WHAT YOU WILL DO
Return copies of the lines below that mention "devices".

#### DATA RECORDS ####

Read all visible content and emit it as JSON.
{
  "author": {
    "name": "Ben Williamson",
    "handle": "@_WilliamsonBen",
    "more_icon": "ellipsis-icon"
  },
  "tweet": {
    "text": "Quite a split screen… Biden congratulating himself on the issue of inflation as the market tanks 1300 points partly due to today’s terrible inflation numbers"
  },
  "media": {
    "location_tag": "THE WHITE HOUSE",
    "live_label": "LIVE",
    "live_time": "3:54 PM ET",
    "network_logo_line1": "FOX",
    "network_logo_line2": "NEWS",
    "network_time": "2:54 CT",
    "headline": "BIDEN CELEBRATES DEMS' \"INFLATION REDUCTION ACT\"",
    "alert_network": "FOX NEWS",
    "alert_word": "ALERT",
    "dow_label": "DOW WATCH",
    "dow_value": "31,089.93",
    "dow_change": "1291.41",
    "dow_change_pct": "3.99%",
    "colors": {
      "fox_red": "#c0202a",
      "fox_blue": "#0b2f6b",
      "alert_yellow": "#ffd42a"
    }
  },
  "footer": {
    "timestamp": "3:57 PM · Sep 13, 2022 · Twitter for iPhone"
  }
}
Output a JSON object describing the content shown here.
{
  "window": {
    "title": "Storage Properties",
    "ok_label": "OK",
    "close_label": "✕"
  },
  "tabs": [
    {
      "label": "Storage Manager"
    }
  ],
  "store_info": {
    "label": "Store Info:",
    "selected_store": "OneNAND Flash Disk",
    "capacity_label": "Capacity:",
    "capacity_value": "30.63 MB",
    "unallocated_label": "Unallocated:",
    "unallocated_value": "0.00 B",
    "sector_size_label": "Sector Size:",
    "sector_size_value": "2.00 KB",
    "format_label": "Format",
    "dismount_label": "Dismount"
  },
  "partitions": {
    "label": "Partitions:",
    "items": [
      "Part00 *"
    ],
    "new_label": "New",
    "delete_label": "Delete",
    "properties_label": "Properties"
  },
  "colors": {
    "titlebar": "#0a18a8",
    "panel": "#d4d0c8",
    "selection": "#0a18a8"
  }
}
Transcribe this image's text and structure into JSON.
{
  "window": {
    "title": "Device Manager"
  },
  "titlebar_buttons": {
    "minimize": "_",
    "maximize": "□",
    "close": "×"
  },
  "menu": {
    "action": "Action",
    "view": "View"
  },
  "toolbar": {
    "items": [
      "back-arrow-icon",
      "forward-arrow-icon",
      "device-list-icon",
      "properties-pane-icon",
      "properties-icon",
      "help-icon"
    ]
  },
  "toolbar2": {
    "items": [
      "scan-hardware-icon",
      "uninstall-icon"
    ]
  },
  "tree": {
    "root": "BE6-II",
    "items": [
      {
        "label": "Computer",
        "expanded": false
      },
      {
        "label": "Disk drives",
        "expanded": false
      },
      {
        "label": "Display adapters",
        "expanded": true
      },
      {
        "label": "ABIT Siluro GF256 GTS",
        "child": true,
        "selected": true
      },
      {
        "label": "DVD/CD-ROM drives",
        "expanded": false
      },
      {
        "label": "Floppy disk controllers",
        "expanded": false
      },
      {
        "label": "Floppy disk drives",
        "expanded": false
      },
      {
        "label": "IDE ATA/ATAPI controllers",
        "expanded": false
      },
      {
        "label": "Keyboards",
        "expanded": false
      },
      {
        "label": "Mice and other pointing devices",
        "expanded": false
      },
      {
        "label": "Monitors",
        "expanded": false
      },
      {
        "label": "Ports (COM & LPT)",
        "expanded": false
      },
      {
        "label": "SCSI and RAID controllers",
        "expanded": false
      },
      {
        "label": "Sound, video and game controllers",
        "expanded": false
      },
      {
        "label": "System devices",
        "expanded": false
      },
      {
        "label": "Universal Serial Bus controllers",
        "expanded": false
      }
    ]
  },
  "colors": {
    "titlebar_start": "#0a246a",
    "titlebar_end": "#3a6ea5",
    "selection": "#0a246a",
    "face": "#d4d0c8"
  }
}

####

RESPONSE TO THE TASK
        "label": "Mice and other pointing devices",
        "label": "System devices",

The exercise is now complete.